Work order>
Provide the records once more, identical to the original.

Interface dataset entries
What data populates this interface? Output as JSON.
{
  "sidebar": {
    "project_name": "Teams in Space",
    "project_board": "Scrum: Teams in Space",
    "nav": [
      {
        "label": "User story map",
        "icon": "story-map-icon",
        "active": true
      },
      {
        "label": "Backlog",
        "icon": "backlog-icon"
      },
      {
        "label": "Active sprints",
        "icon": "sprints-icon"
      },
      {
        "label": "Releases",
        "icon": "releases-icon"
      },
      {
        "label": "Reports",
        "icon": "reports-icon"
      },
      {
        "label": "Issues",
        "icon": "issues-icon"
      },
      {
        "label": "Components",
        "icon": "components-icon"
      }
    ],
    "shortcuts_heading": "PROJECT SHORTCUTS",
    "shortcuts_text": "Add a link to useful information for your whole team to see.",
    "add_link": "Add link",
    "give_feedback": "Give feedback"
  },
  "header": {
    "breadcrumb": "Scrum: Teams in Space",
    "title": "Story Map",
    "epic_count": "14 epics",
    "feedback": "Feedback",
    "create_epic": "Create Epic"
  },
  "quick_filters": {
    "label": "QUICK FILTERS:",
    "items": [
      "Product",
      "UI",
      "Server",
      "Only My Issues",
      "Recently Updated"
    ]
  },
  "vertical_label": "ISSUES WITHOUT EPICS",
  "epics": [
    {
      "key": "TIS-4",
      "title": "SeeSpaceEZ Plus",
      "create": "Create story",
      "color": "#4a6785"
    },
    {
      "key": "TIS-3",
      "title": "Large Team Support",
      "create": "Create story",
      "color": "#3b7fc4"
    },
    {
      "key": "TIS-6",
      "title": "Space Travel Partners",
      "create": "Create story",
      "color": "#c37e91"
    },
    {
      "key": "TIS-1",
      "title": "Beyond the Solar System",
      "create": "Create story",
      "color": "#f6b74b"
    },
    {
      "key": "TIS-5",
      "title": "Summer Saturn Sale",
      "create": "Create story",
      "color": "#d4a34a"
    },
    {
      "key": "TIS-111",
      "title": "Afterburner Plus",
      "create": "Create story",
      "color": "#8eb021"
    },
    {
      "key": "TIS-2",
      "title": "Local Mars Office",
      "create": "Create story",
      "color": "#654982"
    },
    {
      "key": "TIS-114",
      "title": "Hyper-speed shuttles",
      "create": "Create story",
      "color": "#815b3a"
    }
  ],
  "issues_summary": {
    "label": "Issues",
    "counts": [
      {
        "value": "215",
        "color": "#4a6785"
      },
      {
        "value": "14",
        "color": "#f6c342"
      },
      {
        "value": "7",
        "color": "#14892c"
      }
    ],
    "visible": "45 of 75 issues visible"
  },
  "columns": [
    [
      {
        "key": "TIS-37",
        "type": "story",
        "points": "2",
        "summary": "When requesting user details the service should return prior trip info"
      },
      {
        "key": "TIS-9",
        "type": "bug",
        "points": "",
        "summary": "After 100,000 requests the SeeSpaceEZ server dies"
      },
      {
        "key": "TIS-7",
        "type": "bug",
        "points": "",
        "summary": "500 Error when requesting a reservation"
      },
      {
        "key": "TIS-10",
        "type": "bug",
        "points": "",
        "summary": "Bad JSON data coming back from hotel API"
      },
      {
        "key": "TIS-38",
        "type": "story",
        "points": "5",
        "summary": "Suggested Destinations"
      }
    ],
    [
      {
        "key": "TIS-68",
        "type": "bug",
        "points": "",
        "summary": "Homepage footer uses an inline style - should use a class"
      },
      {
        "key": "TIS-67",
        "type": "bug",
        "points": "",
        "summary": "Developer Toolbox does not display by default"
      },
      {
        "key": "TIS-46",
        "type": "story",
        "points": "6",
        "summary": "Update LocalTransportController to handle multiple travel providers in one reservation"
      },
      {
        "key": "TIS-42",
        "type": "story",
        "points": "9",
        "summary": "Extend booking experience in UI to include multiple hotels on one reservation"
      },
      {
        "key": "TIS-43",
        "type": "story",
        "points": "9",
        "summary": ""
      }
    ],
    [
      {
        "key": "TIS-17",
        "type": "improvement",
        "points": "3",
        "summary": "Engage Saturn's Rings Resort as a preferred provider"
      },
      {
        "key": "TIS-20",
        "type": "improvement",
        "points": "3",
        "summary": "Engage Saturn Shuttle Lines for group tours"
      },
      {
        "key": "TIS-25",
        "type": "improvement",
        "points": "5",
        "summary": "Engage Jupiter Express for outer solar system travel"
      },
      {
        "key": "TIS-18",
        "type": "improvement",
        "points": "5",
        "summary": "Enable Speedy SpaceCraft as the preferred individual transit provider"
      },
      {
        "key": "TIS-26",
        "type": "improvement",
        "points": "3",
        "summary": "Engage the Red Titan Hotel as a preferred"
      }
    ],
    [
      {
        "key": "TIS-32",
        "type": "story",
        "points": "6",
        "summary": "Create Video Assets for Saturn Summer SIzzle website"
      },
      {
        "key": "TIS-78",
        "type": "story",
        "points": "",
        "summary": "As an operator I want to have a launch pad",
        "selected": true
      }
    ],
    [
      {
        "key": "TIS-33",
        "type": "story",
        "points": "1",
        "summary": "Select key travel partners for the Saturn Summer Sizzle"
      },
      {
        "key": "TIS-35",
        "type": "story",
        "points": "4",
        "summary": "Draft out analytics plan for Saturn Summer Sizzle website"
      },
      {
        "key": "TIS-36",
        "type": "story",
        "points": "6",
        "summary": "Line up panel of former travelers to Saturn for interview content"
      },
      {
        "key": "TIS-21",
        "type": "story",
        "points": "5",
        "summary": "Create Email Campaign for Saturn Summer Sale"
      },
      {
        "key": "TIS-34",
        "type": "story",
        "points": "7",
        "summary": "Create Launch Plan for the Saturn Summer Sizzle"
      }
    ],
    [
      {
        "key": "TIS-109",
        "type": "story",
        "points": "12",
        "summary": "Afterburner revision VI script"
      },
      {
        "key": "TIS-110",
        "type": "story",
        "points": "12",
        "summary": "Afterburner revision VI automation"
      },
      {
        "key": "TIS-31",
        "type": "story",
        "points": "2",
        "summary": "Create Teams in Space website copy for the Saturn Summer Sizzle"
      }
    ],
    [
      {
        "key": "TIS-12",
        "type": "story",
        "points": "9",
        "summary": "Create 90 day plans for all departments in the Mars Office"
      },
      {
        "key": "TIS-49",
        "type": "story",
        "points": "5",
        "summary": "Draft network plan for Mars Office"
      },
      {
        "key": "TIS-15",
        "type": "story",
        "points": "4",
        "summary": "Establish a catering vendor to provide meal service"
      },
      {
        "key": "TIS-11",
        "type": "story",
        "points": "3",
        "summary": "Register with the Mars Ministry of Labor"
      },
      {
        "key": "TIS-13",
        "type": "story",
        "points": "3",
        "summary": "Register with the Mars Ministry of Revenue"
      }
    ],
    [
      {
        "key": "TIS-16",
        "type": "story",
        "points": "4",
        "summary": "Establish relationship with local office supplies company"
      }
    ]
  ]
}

Task answer>
What data populates this interface? Output as JSON.
{
  "sidebar": {
    "project_name": "Teams in Space",
    "project_board": "Scrum: Teams in Space",
    "nav": [
      {
        "label": "User story map",
        "icon": "story-map-icon",
        "active": true
      },
      {
        "label": "Backlog",
        "icon": "backlog-icon"
      },
      {
        "label": "Active sprints",
        "icon": "sprints-icon"
      },
      {
        "label": "Releases",
        "icon": "releases-icon"
      },
      {
        "label": "Reports",
        "icon": "reports-icon"
      },
      {
        "label": "Issues",
        "icon": "issues-icon"
      },
      {
        "label": "Components",
        "icon": "components-icon"
      }
    ],
    "shortcuts_heading": "PROJECT SHORTCUTS",
    "shortcuts_text": "Add a link to useful information for your whole team to see.",
    "add_link": "Add link",
    "give_feedback": "Give feedback"
  },
  "header": {
    "breadcrumb": "Scrum: Teams in Space",
    "title": "Story Map",
    "epic_count": "14 epics",
    "feedback": "Feedback",
    "create_epic": "Create Epic"
  },
  "quick_filters": {
    "label": "QUICK FILTERS:",
    "items": [
      "Product",
      "UI",
      "Server",
      "Only My Issues",
      "Recently Updated"
    ]
  },
  "vertical_label": "ISSUES WITHOUT EPICS",
  "epics": [
    {
      "key": "TIS-4",
      "title": "SeeSpaceEZ Plus",
      "create": "Create story",
      "color": "#4a6785"
    },
    {
      "key": "TIS-3",
      "title": "Large Team Support",
      "create": "Create story",
      "color": "#3b7fc4"
    },
    {
      "key": "TIS-6",
      "title": "Space Travel Partners",
      "create": "Create story",
      "color": "#c37e91"
    },
    {
      "key": "TIS-1",
      "title": "Beyond the Solar System",
      "create": "Create story",
      "color": "#f6b74b"
    },
    {
      "key": "TIS-5",
      "title": "Summer Saturn Sale",
      "create": "Create story",
      "color": "#d4a34a"
    },
    {
      "key": "TIS-111",
      "title": "Afterburner Plus",
      "create": "Create story",
      "color": "#8eb021"
    },
    {
      "key": "TIS-2",
      "title": "Local Mars Office",
      "create": "Create story",
      "color": "#654982"
    },
    {
      "key": "TIS-114",
      "title": "Hyper-speed shuttles",
      "create": "Create story",
      "color": "#815b3a"
    }
  ],
  "issues_summary": {
    "label": "Issues",
    "counts": [
      {
        "value": "215",
        "color": "#4a6785"
      },
      {
        "value": "14",
        "color": "#f6c342"
      },
      {
        "value": "7",
        "color": "#14892c"
      }
    ],
    "visible": "45 of 75 issues visible"
  },
  "columns": [
    [
      {
        "key": "TIS-37",
        "type": "story",
        "points": "2",
        "summary": "When requesting user details the service should return prior trip info"
      },
      {
        "key": "TIS-9",
        "type": "bug",
        "points": "",
        "summary": "After 100,000 requests the SeeSpaceEZ server dies"
      },
      {
        "key": "TIS-7",
        "type": "bug",
        "points": "",
        "summary": "500 Error when requesting a reservation"
      },
      {
        "key": "TIS-10",
        "type": "bug",
        "points": "",
        "summary": "Bad JSON data coming back from hotel API"
      },
      {
        "key": "TIS-38",
        "type": "story",
        "points": "5",
        "summary": "Suggested Destinations"
      }
    ],
    [
      {
        "key": "TIS-68",
        "type": "bug",
        "points": "",
        "summary": "Homepage footer uses an inline style - should use a class"
      },
      {
        "key": "TIS-67",
        "type": "bug",
        "points": "",
        "summary": "Developer Toolbox does not display by default"
      },
      {
        "key": "TIS-46",
        "type": "story",
        "points": "6",
        "summary": "Update LocalTransportController to handle multiple travel providers in one reservation"
      },
      {
        "key": "TIS-42",
        "type": "story",
        "points": "9",
        "summary": "Extend booking experience in UI to include multiple hotels on one reservation"
      },
      {
        "key": "TIS-43",
        "type": "story",
        "points": "9",
        "summary": ""
      }
    ],
    [
      {
        "key": "TIS-17",
        "type": "improvement",
        "points": "3",
        "summary": "Engage Saturn's Rings Resort as a preferred provider"
      },
      {
        "key": "TIS-20",
        "type": "improvement",
        "points": "3",
        "summary": "Engage Saturn Shuttle Lines for group tours"
      },
      {
        "key": "TIS-25",
        "type": "improvement",
        "points": "5",
        "summary": "Engage Jupiter Express for outer solar system travel"
      },
      {
        "key": "TIS-18",
        "type": "improvement",
        "points": "5",
        "summary": "Enable Speedy SpaceCraft as the preferred individual transit provider"
      },
      {
        "key": "TIS-26",
        "type": "improvement",
        "points": "3",
        "summary": "Engage the Red Titan Hotel as a preferred"
      }
    ],
    [
      {
        "key": "TIS-32",
        "type": "story",
        "points": "6",
        "summary": "Create Video Assets for Saturn Summer SIzzle website"
      },
      {
        "key": "TIS-78",
        "type": "story",
        "points": "",
        "summary": "As an operator I want to have a launch pad",
        "selected": true
      }
    ],
    [
      {
        "key": "TIS-33",
        "type": "story",
        "points": "1",
        "summary": "Select key travel partners for the Saturn Summer Sizzle"
      },
      {
        "key": "TIS-35",
        "type": "story",
        "points": "4",
        "summary": "Draft out analytics plan for Saturn Summer Sizzle website"
      },
      {
        "key": "TIS-36",
        "type": "story",
        "points": "6",
        "summary": "Line up panel of former travelers to Saturn for interview content"
      },
      {
        "key": "TIS-21",
        "type": "story",
        "points": "5",
        "summary": "Create Email Campaign for Saturn Summer Sale"
      },
      {
        "key": "TIS-34",
        "type": "story",
        "points": "7",
        "summary": "Create Launch Plan for the Saturn Summer Sizzle"
      }
    ],
    [
      {
        "key": "TIS-109",
        "type": "story",
        "points": "12",
        "summary": "Afterburner revision VI script"
      },
      {
        "key": "TIS-110",
        "type": "story",
        "points": "12",
        "summary": "Afterburner revision VI automation"
      },
      {
        "key": "TIS-31",
        "type": "story",
        "points": "2",
        "summary": "Create Teams in Space website copy for the Saturn Summer Sizzle"
      }
    ],
    [
      {
        "key": "TIS-12",
        "type": "story",
        "points": "9",
        "summary": "Create 90 day plans for all departments in the Mars Office"
      },
      {
        "key": "TIS-49",
        "type": "story",
        "points": "5",
        "summary": "Draft network plan for Mars Office"
      },
      {
        "key": "TIS-15",
        "type": "story",
        "points": "4",
        "summary": "Establish a catering vendor to provide meal service"
      },
      {
        "key": "TIS-11",
        "type": "story",
        "points": "3",
        "summary": "Register with the Mars Ministry of Labor"
      },
      {
        "key": "TIS-13",
        "type": "story",
        "points": "3",
        "summary": "Register with the Mars Ministry of Revenue"
      }
    ],
    [
      {
        "key": "TIS-16",
        "type": "story",
        "points": "4",
        "summary": "Establish relationship with local office supplies company"
      }
    ]
  ]
}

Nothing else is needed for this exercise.